In light of this projected rise in energy prices and the pressing concerns regarding critical dependencies and supply chain vulnerabilities in 2023, it becomes crucial to grasp any opportunities to protect our productive capacity.
It is an unjust burden on farmers which will not only cause financial strain but will ripple through the entire food and fibre chain and further compound inflationary pressures. The rising power prices are suffocating our farmers and pose a significant threat to Tasmania's agricultural sector as a whole.
This includes governments needing a comprehensive understanding of the complex market dynamics that influence prices, informing the development and execution of equitable, cost-effective, and environmentally sustainable energy policies and strategies.

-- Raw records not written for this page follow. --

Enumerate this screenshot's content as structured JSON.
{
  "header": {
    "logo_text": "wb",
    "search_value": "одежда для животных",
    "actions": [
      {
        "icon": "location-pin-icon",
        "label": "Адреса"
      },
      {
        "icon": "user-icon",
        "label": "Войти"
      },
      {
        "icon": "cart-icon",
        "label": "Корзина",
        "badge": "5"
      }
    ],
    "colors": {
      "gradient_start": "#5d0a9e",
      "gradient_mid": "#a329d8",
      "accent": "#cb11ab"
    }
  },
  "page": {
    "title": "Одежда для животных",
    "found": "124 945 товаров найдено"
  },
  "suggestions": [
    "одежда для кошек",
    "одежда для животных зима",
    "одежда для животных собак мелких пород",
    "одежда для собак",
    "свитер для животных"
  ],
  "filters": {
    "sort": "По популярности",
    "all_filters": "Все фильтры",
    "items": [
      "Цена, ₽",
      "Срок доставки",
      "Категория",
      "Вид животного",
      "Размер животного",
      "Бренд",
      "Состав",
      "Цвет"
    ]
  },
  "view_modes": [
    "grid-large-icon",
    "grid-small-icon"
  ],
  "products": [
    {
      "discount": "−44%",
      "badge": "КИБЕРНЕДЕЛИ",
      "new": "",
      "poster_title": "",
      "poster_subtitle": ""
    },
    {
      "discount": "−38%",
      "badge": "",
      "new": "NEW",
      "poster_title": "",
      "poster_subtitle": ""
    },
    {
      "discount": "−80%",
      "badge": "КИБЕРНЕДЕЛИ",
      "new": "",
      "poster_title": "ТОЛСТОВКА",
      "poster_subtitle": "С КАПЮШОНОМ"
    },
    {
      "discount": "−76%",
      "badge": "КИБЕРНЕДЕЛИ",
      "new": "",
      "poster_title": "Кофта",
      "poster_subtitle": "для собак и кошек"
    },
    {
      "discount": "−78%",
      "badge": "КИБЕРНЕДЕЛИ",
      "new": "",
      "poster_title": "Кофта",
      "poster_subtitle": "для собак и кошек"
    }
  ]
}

If we are to realise our shared aspirations for the sector, policymakers and stakeholders must take notice of this alarming situation and work together to take steps to alleviate the strain on farmers.
It is time we recognise the hardship faced by those who seek to feed the nation and take action to give them the necessary support, failure to address the issue will not only impact farmers but will risk our food security and the stability of Tasmania's economy